Sold at Christie’s in 1987, 1988 and 2005
At 302.68 grains, the Régente pearl is one of the world’s biggest, and its beauty is unequalled. When the pearl appeared at Christie’s New York in 1987, its history was unknown. The sale catalogue referred simply to a Russian provenance. But the Berlin Wall had yet to fall, and anything Soviet was shrouded in mystery. The anonymous pearl was, in fact, La Régente, worn by the empresses of France and Princess Youssoupov, one of the great ladies of Imperial Russia.

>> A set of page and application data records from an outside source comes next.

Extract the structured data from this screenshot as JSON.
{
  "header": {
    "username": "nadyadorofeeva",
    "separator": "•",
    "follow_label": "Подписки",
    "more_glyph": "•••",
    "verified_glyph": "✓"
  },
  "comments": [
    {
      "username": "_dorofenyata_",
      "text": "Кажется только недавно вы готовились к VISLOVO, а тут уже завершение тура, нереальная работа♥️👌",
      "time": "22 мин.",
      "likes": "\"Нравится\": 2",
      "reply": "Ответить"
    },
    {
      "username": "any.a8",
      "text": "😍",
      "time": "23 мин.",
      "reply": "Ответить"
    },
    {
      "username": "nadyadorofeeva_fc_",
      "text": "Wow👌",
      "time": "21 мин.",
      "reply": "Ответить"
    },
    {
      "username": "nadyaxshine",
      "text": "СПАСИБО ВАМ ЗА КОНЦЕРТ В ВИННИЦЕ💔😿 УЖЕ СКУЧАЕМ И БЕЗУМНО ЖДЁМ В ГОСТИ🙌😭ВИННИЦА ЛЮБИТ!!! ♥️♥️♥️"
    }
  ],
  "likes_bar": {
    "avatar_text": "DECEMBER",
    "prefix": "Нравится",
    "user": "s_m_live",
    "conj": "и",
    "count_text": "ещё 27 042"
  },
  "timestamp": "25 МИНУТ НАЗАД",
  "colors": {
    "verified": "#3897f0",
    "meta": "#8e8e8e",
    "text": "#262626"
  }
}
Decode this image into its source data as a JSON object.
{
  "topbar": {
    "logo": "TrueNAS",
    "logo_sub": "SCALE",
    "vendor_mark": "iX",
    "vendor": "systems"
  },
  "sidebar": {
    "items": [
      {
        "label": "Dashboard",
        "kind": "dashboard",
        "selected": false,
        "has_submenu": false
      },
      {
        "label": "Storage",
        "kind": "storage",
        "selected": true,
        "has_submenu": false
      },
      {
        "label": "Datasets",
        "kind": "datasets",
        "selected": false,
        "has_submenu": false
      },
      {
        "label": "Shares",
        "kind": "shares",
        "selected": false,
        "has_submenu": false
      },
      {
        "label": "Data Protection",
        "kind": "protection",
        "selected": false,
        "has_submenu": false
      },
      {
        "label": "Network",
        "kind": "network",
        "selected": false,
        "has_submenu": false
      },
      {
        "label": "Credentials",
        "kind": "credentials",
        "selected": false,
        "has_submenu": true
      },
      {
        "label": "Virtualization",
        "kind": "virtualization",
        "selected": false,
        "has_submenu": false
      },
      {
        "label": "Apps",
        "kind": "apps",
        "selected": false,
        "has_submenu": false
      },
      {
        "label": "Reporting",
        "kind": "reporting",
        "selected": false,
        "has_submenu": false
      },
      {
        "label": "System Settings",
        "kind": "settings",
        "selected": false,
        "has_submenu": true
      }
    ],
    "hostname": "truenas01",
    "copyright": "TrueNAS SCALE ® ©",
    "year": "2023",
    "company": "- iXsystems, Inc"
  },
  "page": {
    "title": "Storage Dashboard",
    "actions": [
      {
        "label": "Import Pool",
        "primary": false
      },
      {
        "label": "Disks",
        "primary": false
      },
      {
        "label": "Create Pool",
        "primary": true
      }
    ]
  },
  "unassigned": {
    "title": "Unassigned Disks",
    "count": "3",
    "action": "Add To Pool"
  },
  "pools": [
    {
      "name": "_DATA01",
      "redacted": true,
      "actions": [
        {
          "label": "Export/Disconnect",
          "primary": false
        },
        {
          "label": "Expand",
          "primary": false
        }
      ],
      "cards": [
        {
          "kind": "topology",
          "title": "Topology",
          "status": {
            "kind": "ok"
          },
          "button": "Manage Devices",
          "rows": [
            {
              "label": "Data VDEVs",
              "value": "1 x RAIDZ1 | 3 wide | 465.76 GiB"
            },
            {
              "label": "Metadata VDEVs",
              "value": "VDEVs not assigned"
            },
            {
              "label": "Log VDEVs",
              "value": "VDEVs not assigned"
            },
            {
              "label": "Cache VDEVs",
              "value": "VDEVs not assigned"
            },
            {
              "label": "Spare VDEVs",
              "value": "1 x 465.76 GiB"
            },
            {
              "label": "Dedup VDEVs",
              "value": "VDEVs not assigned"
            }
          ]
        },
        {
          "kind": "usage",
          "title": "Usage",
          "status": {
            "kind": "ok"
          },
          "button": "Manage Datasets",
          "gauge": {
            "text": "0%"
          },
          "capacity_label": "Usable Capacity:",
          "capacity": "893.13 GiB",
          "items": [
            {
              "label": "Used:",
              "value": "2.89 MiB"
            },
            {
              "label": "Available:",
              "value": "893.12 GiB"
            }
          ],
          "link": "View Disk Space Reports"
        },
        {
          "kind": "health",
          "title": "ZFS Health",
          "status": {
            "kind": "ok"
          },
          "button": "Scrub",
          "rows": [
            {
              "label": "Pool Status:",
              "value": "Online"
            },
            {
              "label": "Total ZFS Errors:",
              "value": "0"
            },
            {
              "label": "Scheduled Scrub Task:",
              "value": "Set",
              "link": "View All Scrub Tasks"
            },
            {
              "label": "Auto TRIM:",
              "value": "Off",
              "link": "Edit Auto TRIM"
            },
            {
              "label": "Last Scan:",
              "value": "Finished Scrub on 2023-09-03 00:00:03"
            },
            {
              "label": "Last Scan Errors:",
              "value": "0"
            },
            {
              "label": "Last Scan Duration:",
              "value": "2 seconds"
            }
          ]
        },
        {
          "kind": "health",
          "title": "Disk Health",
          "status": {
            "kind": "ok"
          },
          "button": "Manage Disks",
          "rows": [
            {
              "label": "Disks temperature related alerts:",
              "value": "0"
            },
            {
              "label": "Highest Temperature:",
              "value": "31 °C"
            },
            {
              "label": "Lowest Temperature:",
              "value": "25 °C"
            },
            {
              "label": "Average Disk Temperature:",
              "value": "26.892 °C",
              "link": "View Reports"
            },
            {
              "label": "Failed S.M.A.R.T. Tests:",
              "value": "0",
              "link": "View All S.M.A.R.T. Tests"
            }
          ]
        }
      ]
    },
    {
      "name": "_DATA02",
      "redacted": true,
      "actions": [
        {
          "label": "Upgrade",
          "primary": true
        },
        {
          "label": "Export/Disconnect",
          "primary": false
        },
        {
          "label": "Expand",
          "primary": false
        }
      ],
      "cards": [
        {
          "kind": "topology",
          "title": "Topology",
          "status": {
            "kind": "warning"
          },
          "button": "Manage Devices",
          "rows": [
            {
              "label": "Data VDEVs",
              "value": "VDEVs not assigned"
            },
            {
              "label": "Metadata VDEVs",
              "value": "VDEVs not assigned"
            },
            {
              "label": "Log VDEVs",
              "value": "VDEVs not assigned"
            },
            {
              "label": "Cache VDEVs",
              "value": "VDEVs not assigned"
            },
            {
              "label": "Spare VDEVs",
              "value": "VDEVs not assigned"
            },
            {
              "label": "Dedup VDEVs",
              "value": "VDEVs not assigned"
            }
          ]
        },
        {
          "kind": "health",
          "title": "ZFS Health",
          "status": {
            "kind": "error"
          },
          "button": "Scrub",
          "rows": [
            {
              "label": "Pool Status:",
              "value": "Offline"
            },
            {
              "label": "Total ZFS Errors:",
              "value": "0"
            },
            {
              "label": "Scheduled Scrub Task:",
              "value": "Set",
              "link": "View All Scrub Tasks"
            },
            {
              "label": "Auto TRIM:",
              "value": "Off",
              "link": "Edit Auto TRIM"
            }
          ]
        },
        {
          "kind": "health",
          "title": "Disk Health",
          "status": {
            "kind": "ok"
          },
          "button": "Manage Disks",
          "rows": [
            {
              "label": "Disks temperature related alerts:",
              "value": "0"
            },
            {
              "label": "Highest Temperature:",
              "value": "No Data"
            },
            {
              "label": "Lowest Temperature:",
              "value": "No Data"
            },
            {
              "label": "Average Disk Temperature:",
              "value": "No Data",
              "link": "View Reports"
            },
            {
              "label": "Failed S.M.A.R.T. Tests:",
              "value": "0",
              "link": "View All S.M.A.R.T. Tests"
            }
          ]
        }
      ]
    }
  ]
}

Officially, La Régente dates from 1811. Emperor Napoleon acquired the gem from Nitot, the jeweller, mounting it in a diadem worn by his second wife, Empress Marie-Louise. When the French Empire fell in 1870, La Régente and the other Crown Jewels were left in Paris. The Third Republic was proclaimed, leaving the future of the state treasure uncertain. Finally, in 1887, most of the collection was auctioned at the Louvre. La Régente went to a dealer called Rossel, apparently bidding for Russian prince Nikolai Youssoupov.
In 1919 the Youssoupovs went into exile, abandoning gems too difficult to transport. These they hid under the stairs of their Moscow palace, with the jewels of the Grand Duchess Xenia. The trove was discovered in 1925, and 62 years later, La Régente appeared at Christie’s New York. How it found its way from Moscow remains something of a mystery.
One year later the pearl, in its new setting, was offered at Christie’s in Geneva, before returning to Christie’s for a third time in November 2005, selling for $2.5 million.
Sold at Christie’s in 2008
This striking blue diamond of Indian origin is linked to three European royal families: the kings of Spain, the Holy Roman emperors and the Bavarian kings. In 1666, it formed part of the dowry of Infanta Margarita Teresa of Spain on her marriage to the Holy Roman Emperor. It came to Bavaria in 1722 when Maria Amalia of Austria married Bavaria’s prince-elector. During its long stay in the Bavarian royal treasure, the diamond was the centre of a pendant of the Order of the Golden Fleece.
In 1931, the Royal House of Wittelsbach was forced to sell parts of the Bavarian Crown Jewels at Christie’s in London. Although it was included in the catalogue, the Wittelsbach diamond failed to reach its reserve price, and was most probably sold privately at some point after the Second Word War.
It remained in a private collection until 2008, when it was again offered at Christie's London. Originally a 35.56-carat, Fancy Deep grayish-blue diamond of VS2 clarity, it has been recut to a 31.06-carat, Fancy Deep blue, internally flawless diamond, and renamed the Wittelsbach-Graff.